__TASK GOAL__: From the records below, copy each line in which the string "Sweatshirt" occurs.

Dataset rows for apps and sites:
□ □ □ □
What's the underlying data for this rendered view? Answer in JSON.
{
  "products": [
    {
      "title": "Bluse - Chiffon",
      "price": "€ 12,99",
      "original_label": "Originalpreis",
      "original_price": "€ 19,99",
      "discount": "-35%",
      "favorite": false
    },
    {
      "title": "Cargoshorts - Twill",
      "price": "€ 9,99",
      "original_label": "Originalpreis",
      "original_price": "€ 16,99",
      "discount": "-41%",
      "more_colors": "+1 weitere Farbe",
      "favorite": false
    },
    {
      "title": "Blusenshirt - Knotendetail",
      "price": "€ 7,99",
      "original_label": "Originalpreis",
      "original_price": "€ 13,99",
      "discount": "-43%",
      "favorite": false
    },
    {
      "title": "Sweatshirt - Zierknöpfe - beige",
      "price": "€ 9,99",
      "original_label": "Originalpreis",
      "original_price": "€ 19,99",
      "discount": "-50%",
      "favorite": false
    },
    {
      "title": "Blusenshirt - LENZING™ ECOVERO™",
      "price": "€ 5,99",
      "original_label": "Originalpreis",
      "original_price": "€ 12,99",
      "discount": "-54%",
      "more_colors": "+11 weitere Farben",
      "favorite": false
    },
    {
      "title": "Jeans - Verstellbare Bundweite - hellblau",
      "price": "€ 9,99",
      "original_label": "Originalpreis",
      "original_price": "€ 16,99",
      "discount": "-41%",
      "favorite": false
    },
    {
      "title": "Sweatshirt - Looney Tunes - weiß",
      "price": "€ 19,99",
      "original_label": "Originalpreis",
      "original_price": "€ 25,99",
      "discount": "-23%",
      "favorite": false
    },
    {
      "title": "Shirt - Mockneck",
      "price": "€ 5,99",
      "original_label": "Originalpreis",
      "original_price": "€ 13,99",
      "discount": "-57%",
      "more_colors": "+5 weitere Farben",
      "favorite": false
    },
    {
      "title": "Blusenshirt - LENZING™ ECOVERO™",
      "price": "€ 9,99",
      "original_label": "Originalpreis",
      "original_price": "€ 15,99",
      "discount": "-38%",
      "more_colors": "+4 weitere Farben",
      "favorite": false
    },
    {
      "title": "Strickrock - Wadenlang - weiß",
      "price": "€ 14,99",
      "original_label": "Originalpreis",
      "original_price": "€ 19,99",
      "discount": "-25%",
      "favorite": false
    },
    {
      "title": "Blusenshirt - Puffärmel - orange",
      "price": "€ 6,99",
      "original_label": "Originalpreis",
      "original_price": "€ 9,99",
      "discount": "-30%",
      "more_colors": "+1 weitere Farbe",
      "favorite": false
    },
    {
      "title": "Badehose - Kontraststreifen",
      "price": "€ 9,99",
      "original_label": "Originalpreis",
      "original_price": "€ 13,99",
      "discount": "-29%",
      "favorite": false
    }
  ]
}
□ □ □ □
__SOLUTION TO THIS EXERCISE__:
      "title": "Sweatshirt - Zierknöpfe - beige",
      "title": "Sweatshirt - Looney Tunes - weiß",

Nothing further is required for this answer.